Crappie are feeding up on Jordan Lake
As September’s summer-fall indecision erodes into the unmistakably fall-like feeling of October, the crappie in North Carolina’s Jordan Lake will breathe a sigh of relief as they fall in line with the shad leaving the main lake and filling the creeks. Guide Freddie Sinclair of Clayton, N.C., is plumbing the depths with a tight-line spread featuring a crappie fisherman’s best friend — minnows.
“The nights are getting cooler, the water temperature is cooling down, and the daylight hours are getting shorter,” said Sinclair, of Sinclair’s Guide Service. “The crappie are starting to feed up a little heavy, concentrating on fattening up for the winter. We will catch some fish shallow — following the shad into the backs of the coves. But the majority of fish will be in the deeper creek channels.”
Sinclair (919-219-2804) prefers creeks on the upper end of Jordan in October. He said the area around the US 64 bridge at mid-lake doesn’t turn on until November. And he reserves the lower end for lower temperatures. He finds the 16- to 22-foot depth range the most profitable. But he catches fish much shallower in the early morning. Starting in the mouth of a creek, Sinclair hawks his sonar as he follows the channel, hoping for a promising return.
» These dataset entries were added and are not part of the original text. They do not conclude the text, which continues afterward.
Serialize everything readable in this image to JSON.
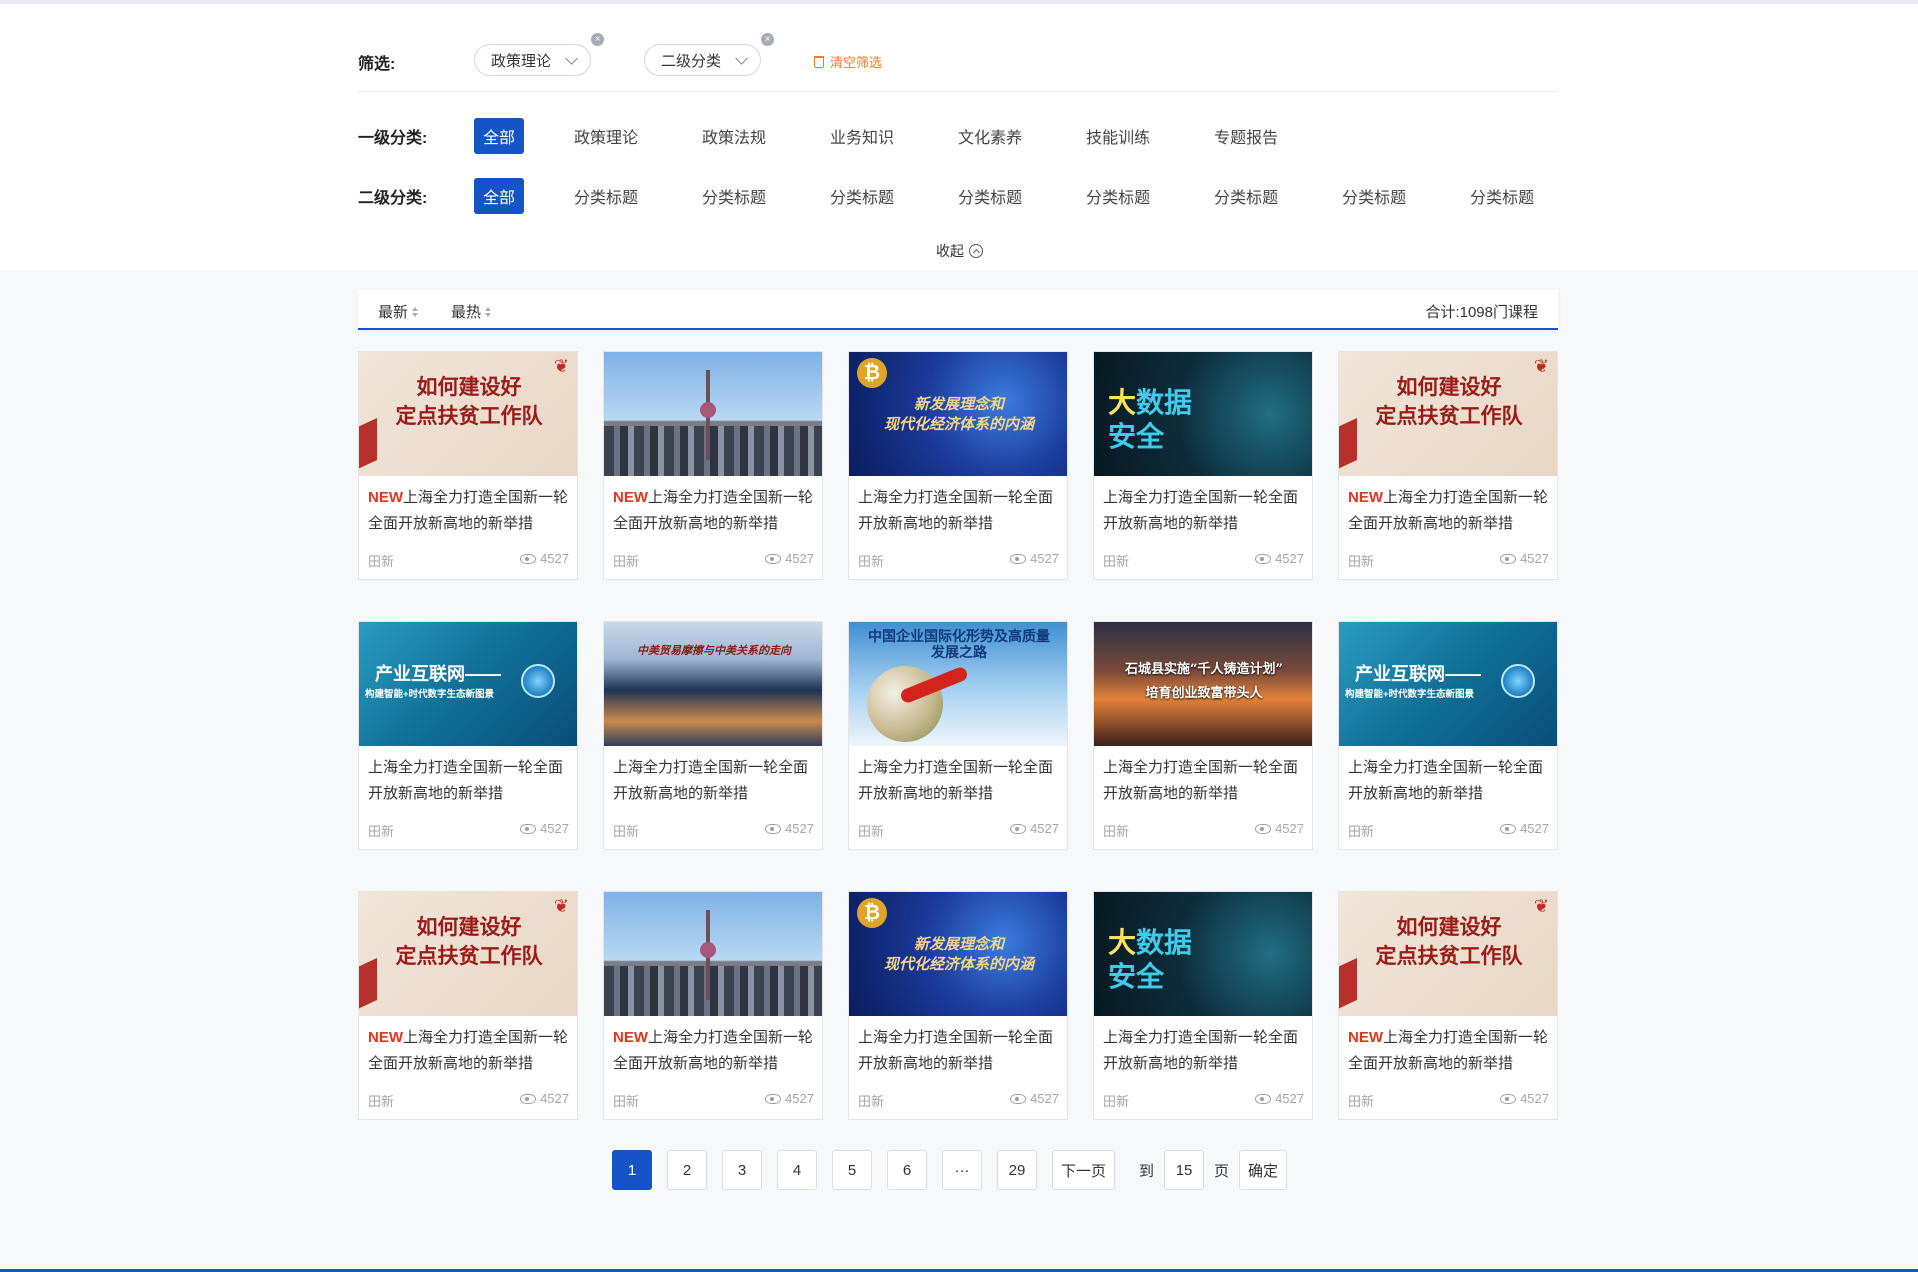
{
  "filter": {
    "label": "筛选:",
    "chips": [
      "政策理论",
      "二级分类"
    ],
    "clear_label": "清空筛选"
  },
  "level1": {
    "label": "一级分类:",
    "items": [
      "全部",
      "政策理论",
      "政策法规",
      "业务知识",
      "文化素养",
      "技能训练",
      "专题报告"
    ]
  },
  "level2": {
    "label": "二级分类:",
    "items": [
      "全部",
      "分类标题",
      "分类标题",
      "分类标题",
      "分类标题",
      "分类标题",
      "分类标题",
      "分类标题",
      "分类标题"
    ]
  },
  "collapse_label": "收起",
  "sort": {
    "newest": "最新",
    "hottest": "最热",
    "total": "合计:1098门课程"
  },
  "cards": [
    {
      "thumb": "如何建设好\n定点扶贫工作队",
      "new_tag": "NEW",
      "title": "上海全力打造全国新一轮全面开放新高地的新举措",
      "author": "田新",
      "views": "4527"
    },
    {
      "thumb": "",
      "new_tag": "NEW",
      "title": "上海全力打造全国新一轮全面开放新高地的新举措",
      "author": "田新",
      "views": "4527"
    },
    {
      "thumb": "新发展理念和\n现代化经济体系的内涵",
      "new_tag": "",
      "title": "上海全力打造全国新一轮全面开放新高地的新举措",
      "author": "田新",
      "views": "4527"
    },
    {
      "thumb": "大数据\n安全",
      "new_tag": "",
      "title": "上海全力打造全国新一轮全面开放新高地的新举措",
      "author": "田新",
      "views": "4527"
    },
    {
      "thumb": "如何建设好\n定点扶贫工作队",
      "new_tag": "NEW",
      "title": "上海全力打造全国新一轮全面开放新高地的新举措",
      "author": "田新",
      "views": "4527"
    },
    {
      "thumb": "产业互联网——",
      "thumb_sub": "构建智能+时代数字生态新图景",
      "new_tag": "",
      "title": "上海全力打造全国新一轮全面开放新高地的新举措",
      "author": "田新",
      "views": "4527"
    },
    {
      "thumb": "中美贸易摩擦与中美关系的走向",
      "new_tag": "",
      "title": "上海全力打造全国新一轮全面开放新高地的新举措",
      "author": "田新",
      "views": "4527"
    },
    {
      "thumb": "中国企业国际化形势及高质量\n发展之路",
      "new_tag": "",
      "title": "上海全力打造全国新一轮全面开放新高地的新举措",
      "author": "田新",
      "views": "4527"
    },
    {
      "thumb": "石城县实施“千人铸造计划”\n培育创业致富带头人",
      "new_tag": "",
      "title": "上海全力打造全国新一轮全面开放新高地的新举措",
      "author": "田新",
      "views": "4527"
    },
    {
      "thumb": "产业互联网——",
      "thumb_sub": "构建智能+时代数字生态新图景",
      "new_tag": "",
      "title": "上海全力打造全国新一轮全面开放新高地的新举措",
      "author": "田新",
      "views": "4527"
    },
    {
      "thumb": "如何建设好\n定点扶贫工作队",
      "new_tag": "NEW",
      "title": "上海全力打造全国新一轮全面开放新高地的新举措",
      "author": "田新",
      "views": "4527"
    },
    {
      "thumb": "",
      "new_tag": "NEW",
      "title": "上海全力打造全国新一轮全面开放新高地的新举措",
      "author": "田新",
      "views": "4527"
    },
    {
      "thumb": "新发展理念和\n现代化经济体系的内涵",
      "new_tag": "",
      "title": "上海全力打造全国新一轮全面开放新高地的新举措",
      "author": "田新",
      "views": "4527"
    },
    {
      "thumb": "大数据\n安全",
      "new_tag": "",
      "title": "上海全力打造全国新一轮全面开放新高地的新举措",
      "author": "田新",
      "views": "4527"
    },
    {
      "thumb": "如何建设好\n定点扶贫工作队",
      "new_tag": "NEW",
      "title": "上海全力打造全国新一轮全面开放新高地的新举措",
      "author": "田新",
      "views": "4527"
    }
  ],
  "pagination": {
    "pages": [
      "1",
      "2",
      "3",
      "4",
      "5",
      "6",
      "···",
      "29"
    ],
    "current": "1",
    "next": "下一页",
    "goto_prefix": "到",
    "goto_value": "15",
    "goto_suffix": "页",
    "confirm": "确定"
  }
}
If a crappie’s markings are absent — that’s okay — he’s looking for baitfish just as much. Once you find the bait, you’ll find the crappie.
Fish vertically along creek mouths
“The mouths of the coves in the creek channel are good places to concentrate,” Sinclair said. “I like to vertically tight-line over these areas. A slower presentation is what I like to do — anything from sitting still to a half-mile an hour at the most. I still use artificial bait, but I use a lot of live bait at this time. A No. 2 gold or red hook tipped with a minnow or a 1/32- to 1/16-ounce jighead tipped with a minnow. If the water is stained or muddy, I like black, orange, chartreuse or pink jigheads. If it’s clear to stained, chartreuse or red work good.”
To fish vertically and/or offset windy conditions, Sinclair hangs a ¼- to a ¾-ounce egg sinker 14 to 16 inches above the bait, resting on a barrel swivel. In tournament situations, he ties a dropper loop 12 inches above the sinker and attaches a second hook and minnow. Sinclair runs a spider rig of eight rods from the bow, using rods from 14 to 16 feet long.